Interface dataset entries
*** Begin section ***

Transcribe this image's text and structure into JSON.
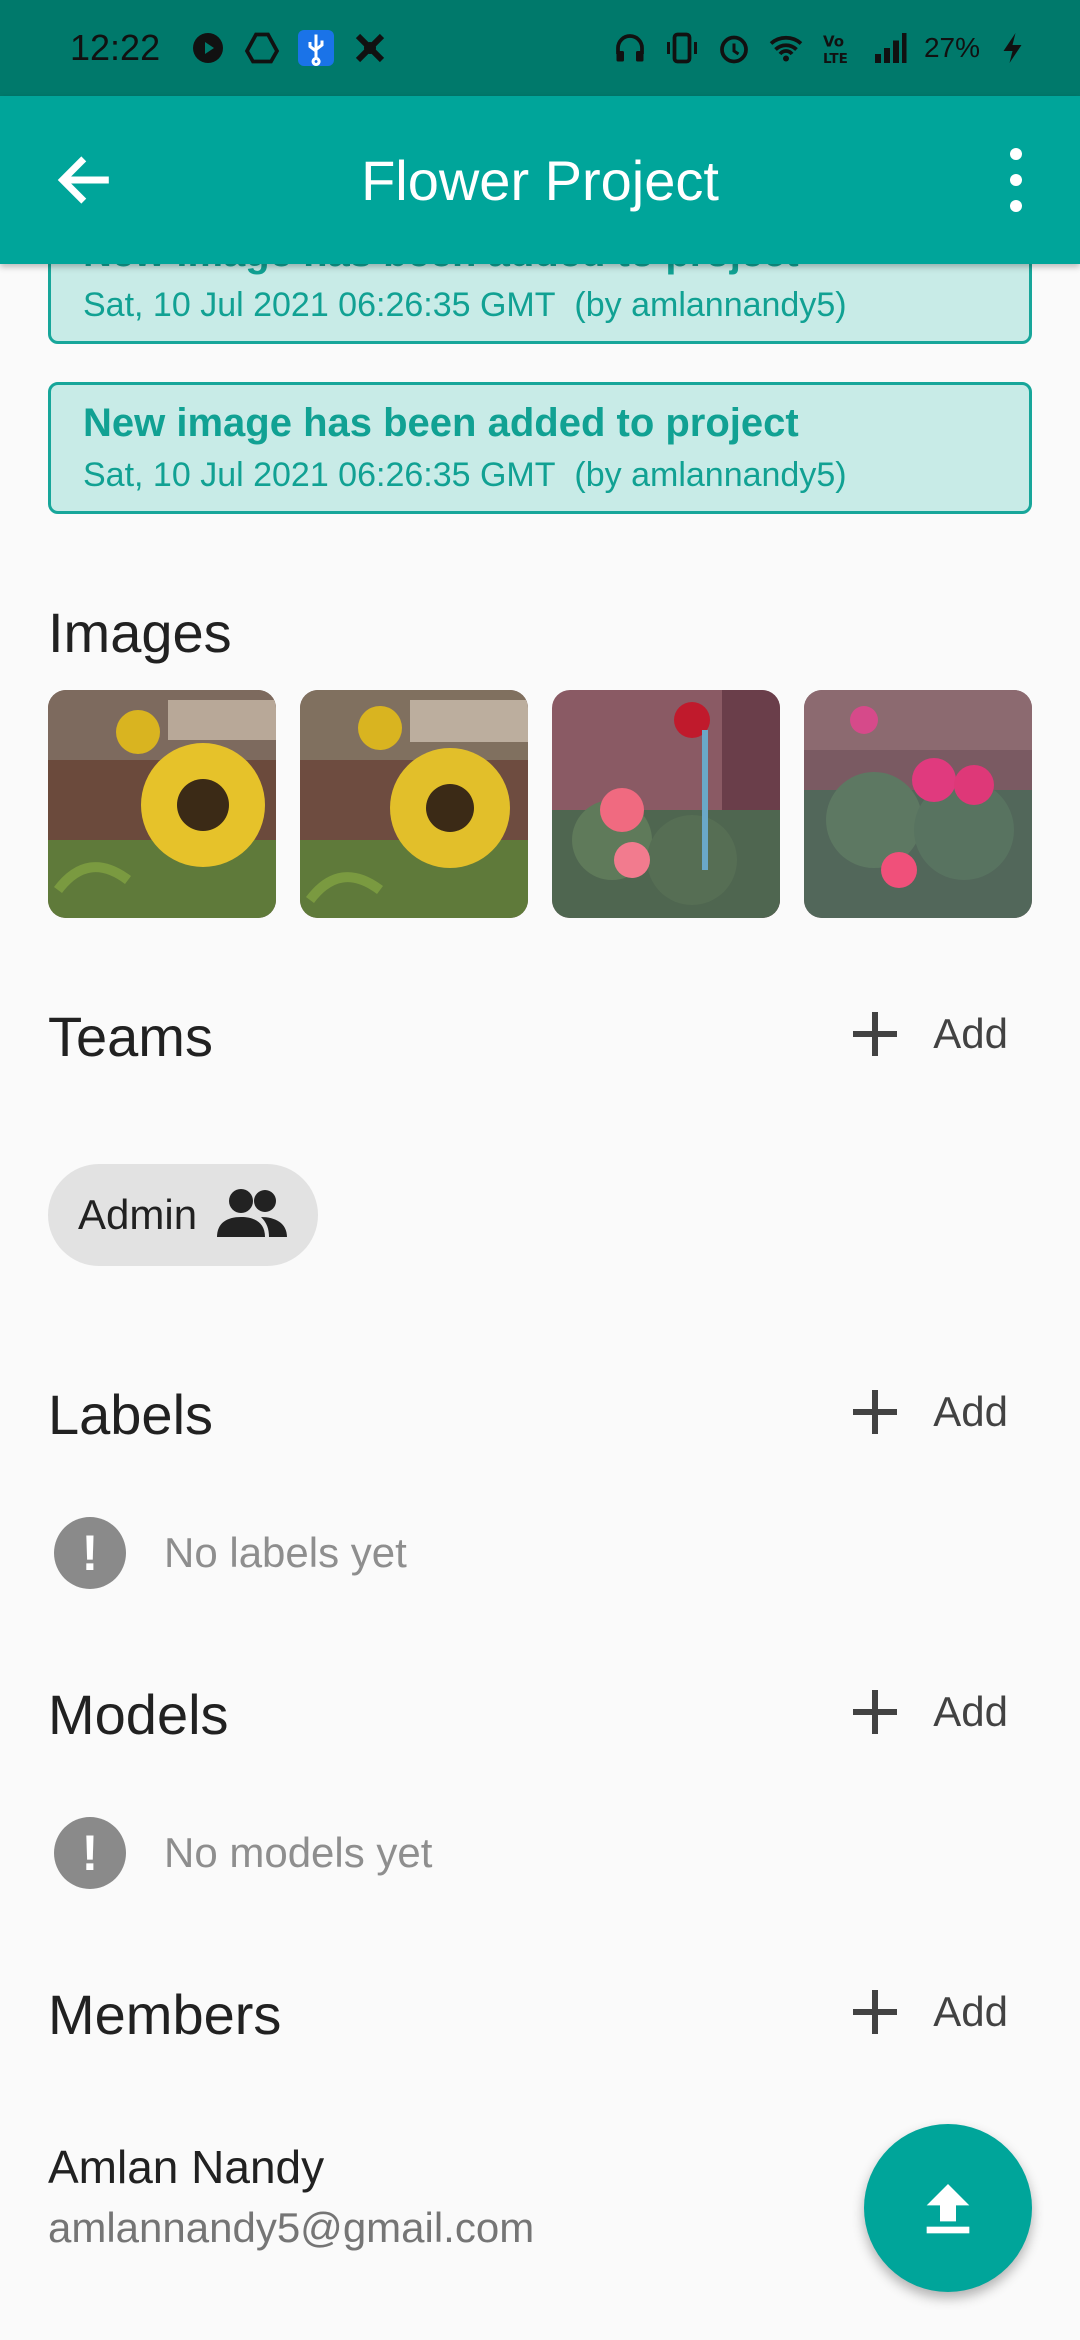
{
  "status_bar": {
    "time": "12:22",
    "battery": "27%"
  },
  "app_bar": {
    "title": "Flower Project"
  },
  "notifications": [
    {
      "message": "New image has been added to project",
      "timestamp": "Sat, 10 Jul 2021 06:26:35 GMT",
      "by": "(by amlannandy5)"
    },
    {
      "message": "New image has been added to project",
      "timestamp": "Sat, 10 Jul 2021 06:26:35 GMT",
      "by": "(by amlannandy5)"
    }
  ],
  "images": {
    "title": "Images",
    "thumbnails": [
      "sunflower",
      "sunflower",
      "dahlia",
      "dahlia"
    ]
  },
  "teams": {
    "title": "Teams",
    "add_label": "Add",
    "chips": [
      {
        "label": "Admin",
        "icon": "people-icon"
      }
    ]
  },
  "labels": {
    "title": "Labels",
    "add_label": "Add",
    "empty_text": "No labels yet"
  },
  "models": {
    "title": "Models",
    "add_label": "Add",
    "empty_text": "No models yet"
  },
  "members": {
    "title": "Members",
    "add_label": "Add",
    "list": [
      {
        "name": "Amlan Nandy",
        "email": "amlannandy5@gmail.com"
      }
    ]
  },
  "fab": {
    "icon": "upload-icon"
  },
  "colors": {
    "primary": "#00a59a",
    "primary_dark": "#00796b",
    "notification_bg": "#c8ebe7",
    "notification_text": "#11a193"
  }
}
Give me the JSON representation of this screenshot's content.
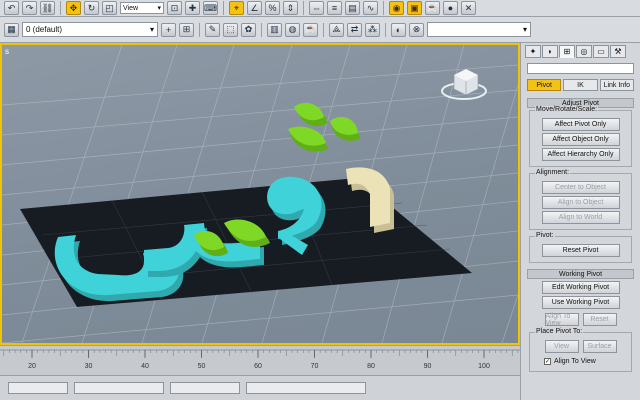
{
  "toolbar": {
    "view_dropdown": "View",
    "layer_dropdown": "0 (default)",
    "selection_set": ""
  },
  "viewport": {
    "label": "s"
  },
  "ruler": {
    "ticks": [
      {
        "label": "20",
        "value": 20
      },
      {
        "label": "30",
        "value": 30
      },
      {
        "label": "40",
        "value": 40
      },
      {
        "label": "50",
        "value": 50
      },
      {
        "label": "60",
        "value": 60
      },
      {
        "label": "70",
        "value": 70
      },
      {
        "label": "80",
        "value": 80
      },
      {
        "label": "90",
        "value": 90
      },
      {
        "label": "100",
        "value": 100
      }
    ]
  },
  "command_panel": {
    "tabs": [
      {
        "icon": "create-icon"
      },
      {
        "icon": "modify-icon"
      },
      {
        "icon": "hierarchy-icon"
      },
      {
        "icon": "motion-icon"
      },
      {
        "icon": "display-icon"
      },
      {
        "icon": "utilities-icon"
      }
    ],
    "hierarchy_tabs": [
      "Pivot",
      "IK",
      "Link Info"
    ],
    "adjust_pivot": {
      "title": "Adjust Pivot",
      "move_group": "Move/Rotate/Scale:",
      "affect_pivot": "Affect Pivot Only",
      "affect_object": "Affect Object Only",
      "affect_hierarchy": "Affect Hierarchy Only",
      "alignment_group": "Alignment:",
      "center_to_object": "Center to Object",
      "align_to_object": "Align to Object",
      "align_to_world": "Align to World",
      "pivot_group": "Pivot:",
      "reset_pivot": "Reset Pivot"
    },
    "working_pivot": {
      "title": "Working Pivot",
      "edit_working_pivot": "Edit Working Pivot",
      "use_working_pivot": "Use Working Pivot",
      "align_to_view": "Align To View",
      "reset": "Reset",
      "place_group": "Place Pivot To:",
      "view": "View",
      "surface": "Surface",
      "align_to_view_check": "Align To View"
    }
  },
  "colors": {
    "active_viewport_border": "#f0c400",
    "cyan_letters": "#3fd2d8",
    "green_dots": "#6ec81e",
    "cream_letter": "#ece2b8",
    "dark_plane": "#171c22"
  }
}
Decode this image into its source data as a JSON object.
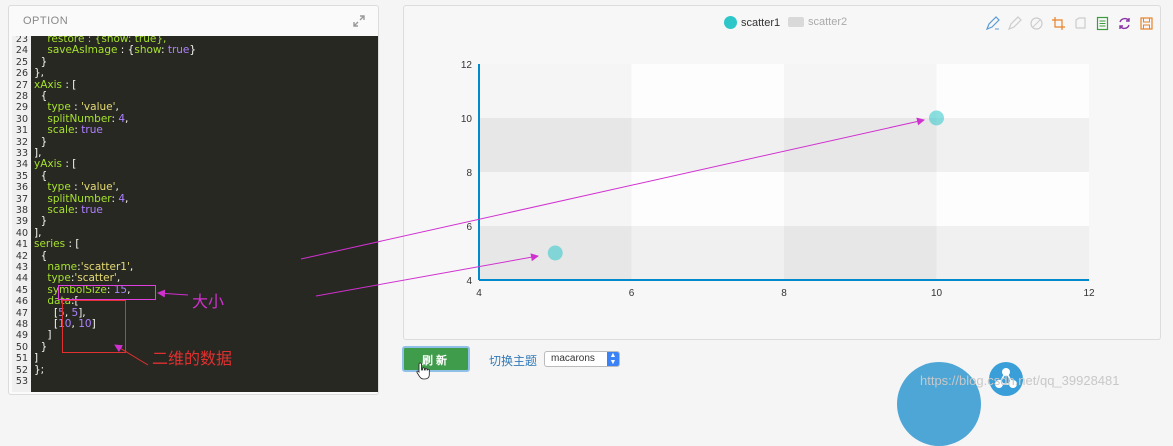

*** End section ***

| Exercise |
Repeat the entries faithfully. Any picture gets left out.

| Answer space |
Transcribe this image's text and structure into JSON.
{
  "status_bar": {
    "time": "12:22",
    "battery": "27%"
  },
  "app_bar": {
    "title": "Flower Project"
  },
  "notifications": [
    {
      "message": "New image has been added to project",
      "timestamp": "Sat, 10 Jul 2021 06:26:35 GMT",
      "by": "(by amlannandy5)"
    },
    {
      "message": "New image has been added to project",
      "timestamp": "Sat, 10 Jul 2021 06:26:35 GMT",
      "by": "(by amlannandy5)"
    }
  ],
  "images": {
    "title": "Images",
    "thumbnails": [
      "sunflower",
      "sunflower",
      "dahlia",
      "dahlia"
    ]
  },
  "teams": {
    "title": "Teams",
    "add_label": "Add",
    "chips": [
      {
        "label": "Admin",
        "icon": "people-icon"
      }
    ]
  },
  "labels": {
    "title": "Labels",
    "add_label": "Add",
    "empty_text": "No labels yet"
  },
  "models": {
    "title": "Models",
    "add_label": "Add",
    "empty_text": "No models yet"
  },
  "members": {
    "title": "Members",
    "add_label": "Add",
    "list": [
      {
        "name": "Amlan Nandy",
        "email": "amlannandy5@gmail.com"
      }
    ]
  },
  "fab": {
    "icon": "upload-icon"
  },
  "colors": {
    "primary": "#00a59a",
    "primary_dark": "#00796b",
    "notification_bg": "#c8ebe7",
    "notification_text": "#11a193"
  }
}
Give me the JSON representation of this screenshot's content.
{
  "toolbar": {
    "view_dropdown": "View",
    "layer_dropdown": "0 (default)",
    "selection_set": ""
  },
  "viewport": {
    "label": "s"
  },
  "ruler": {
    "ticks": [
      {
        "label": "20",
        "value": 20
      },
      {
        "label": "30",
        "value": 30
      },
      {
        "label": "40",
        "value": 40
      },
      {
        "label": "50",
        "value": 50
      },
      {
        "label": "60",
        "value": 60
      },
      {
        "label": "70",
        "value": 70
      },
      {
        "label": "80",
        "value": 80
      },
      {
        "label": "90",
        "value": 90
      },
      {
        "label": "100",
        "value": 100
      }
    ]
  },
  "command_panel": {
    "tabs": [
      {
        "icon": "create-icon"
      },
      {
        "icon": "modify-icon"
      },
      {
        "icon": "hierarchy-icon"
      },
      {
        "icon": "motion-icon"
      },
      {
        "icon": "display-icon"
      },
      {
        "icon": "utilities-icon"
      }
    ],
    "hierarchy_tabs": [
      "Pivot",
      "IK",
      "Link Info"
    ],
    "adjust_pivot": {
      "title": "Adjust Pivot",
      "move_group": "Move/Rotate/Scale:",
      "affect_pivot": "Affect Pivot Only",
      "affect_object": "Affect Object Only",
      "affect_hierarchy": "Affect Hierarchy Only",
      "alignment_group": "Alignment:",
      "center_to_object": "Center to Object",
      "align_to_object": "Align to Object",
      "align_to_world": "Align to World",
      "pivot_group": "Pivot:",
      "reset_pivot": "Reset Pivot"
    },
    "working_pivot": {
      "title": "Working Pivot",
      "edit_working_pivot": "Edit Working Pivot",
      "use_working_pivot": "Use Working Pivot",
      "align_to_view": "Align To View",
      "reset": "Reset",
      "place_group": "Place Pivot To:",
      "view": "View",
      "surface": "Surface",
      "align_to_view_check": "Align To View"
    }
  },
  "colors": {
    "active_viewport_border": "#f0c400",
    "cyan_letters": "#3fd2d8",
    "green_dots": "#6ec81e",
    "cream_letter": "#ece2b8",
    "dark_plane": "#171c22"
  }
}
Decode this image into its source data as a JSON object.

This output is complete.